Source data
⟨
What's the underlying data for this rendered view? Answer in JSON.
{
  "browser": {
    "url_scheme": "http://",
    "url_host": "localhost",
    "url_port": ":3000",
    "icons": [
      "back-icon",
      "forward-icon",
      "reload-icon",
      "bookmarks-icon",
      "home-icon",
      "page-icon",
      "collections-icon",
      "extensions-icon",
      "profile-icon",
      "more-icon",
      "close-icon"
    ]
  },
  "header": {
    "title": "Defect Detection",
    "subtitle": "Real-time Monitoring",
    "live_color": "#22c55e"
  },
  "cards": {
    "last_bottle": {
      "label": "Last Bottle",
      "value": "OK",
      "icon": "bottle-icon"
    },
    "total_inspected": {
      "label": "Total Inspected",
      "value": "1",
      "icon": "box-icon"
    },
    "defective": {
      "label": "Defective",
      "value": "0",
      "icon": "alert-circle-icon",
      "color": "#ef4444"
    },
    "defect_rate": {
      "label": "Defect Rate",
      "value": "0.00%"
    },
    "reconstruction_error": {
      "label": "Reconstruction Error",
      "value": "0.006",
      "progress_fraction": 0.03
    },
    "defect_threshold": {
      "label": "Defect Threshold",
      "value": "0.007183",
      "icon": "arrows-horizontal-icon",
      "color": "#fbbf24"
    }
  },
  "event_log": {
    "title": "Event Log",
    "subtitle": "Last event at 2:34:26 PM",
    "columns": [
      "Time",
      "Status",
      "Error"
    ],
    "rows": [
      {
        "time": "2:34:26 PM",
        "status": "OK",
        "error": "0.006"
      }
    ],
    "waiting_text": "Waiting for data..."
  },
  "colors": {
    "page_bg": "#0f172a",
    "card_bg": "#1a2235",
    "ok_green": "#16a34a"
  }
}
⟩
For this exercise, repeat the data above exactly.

What's the underlying data for this rendered view? Answer in JSON.
{
  "browser": {
    "url_scheme": "http://",
    "url_host": "localhost",
    "url_port": ":3000",
    "icons": [
      "back-icon",
      "forward-icon",
      "reload-icon",
      "bookmarks-icon",
      "home-icon",
      "page-icon",
      "collections-icon",
      "extensions-icon",
      "profile-icon",
      "more-icon",
      "close-icon"
    ]
  },
  "header": {
    "title": "Defect Detection",
    "subtitle": "Real-time Monitoring",
    "live_color": "#22c55e"
  },
  "cards": {
    "last_bottle": {
      "label": "Last Bottle",
      "value": "OK",
      "icon": "bottle-icon"
    },
    "total_inspected": {
      "label": "Total Inspected",
      "value": "1",
      "icon": "box-icon"
    },
    "defective": {
      "label": "Defective",
      "value": "0",
      "icon": "alert-circle-icon",
      "color": "#ef4444"
    },
    "defect_rate": {
      "label": "Defect Rate",
      "value": "0.00%"
    },
    "reconstruction_error": {
      "label": "Reconstruction Error",
      "value": "0.006",
      "progress_fraction": 0.03
    },
    "defect_threshold": {
      "label": "Defect Threshold",
      "value": "0.007183",
      "icon": "arrows-horizontal-icon",
      "color": "#fbbf24"
    }
  },
  "event_log": {
    "title": "Event Log",
    "subtitle": "Last event at 2:34:26 PM",
    "columns": [
      "Time",
      "Status",
      "Error"
    ],
    "rows": [
      {
        "time": "2:34:26 PM",
        "status": "OK",
        "error": "0.006"
      }
    ],
    "waiting_text": "Waiting for data..."
  },
  "colors": {
    "page_bg": "#0f172a",
    "card_bg": "#1a2235",
    "ok_green": "#16a34a"
  }
}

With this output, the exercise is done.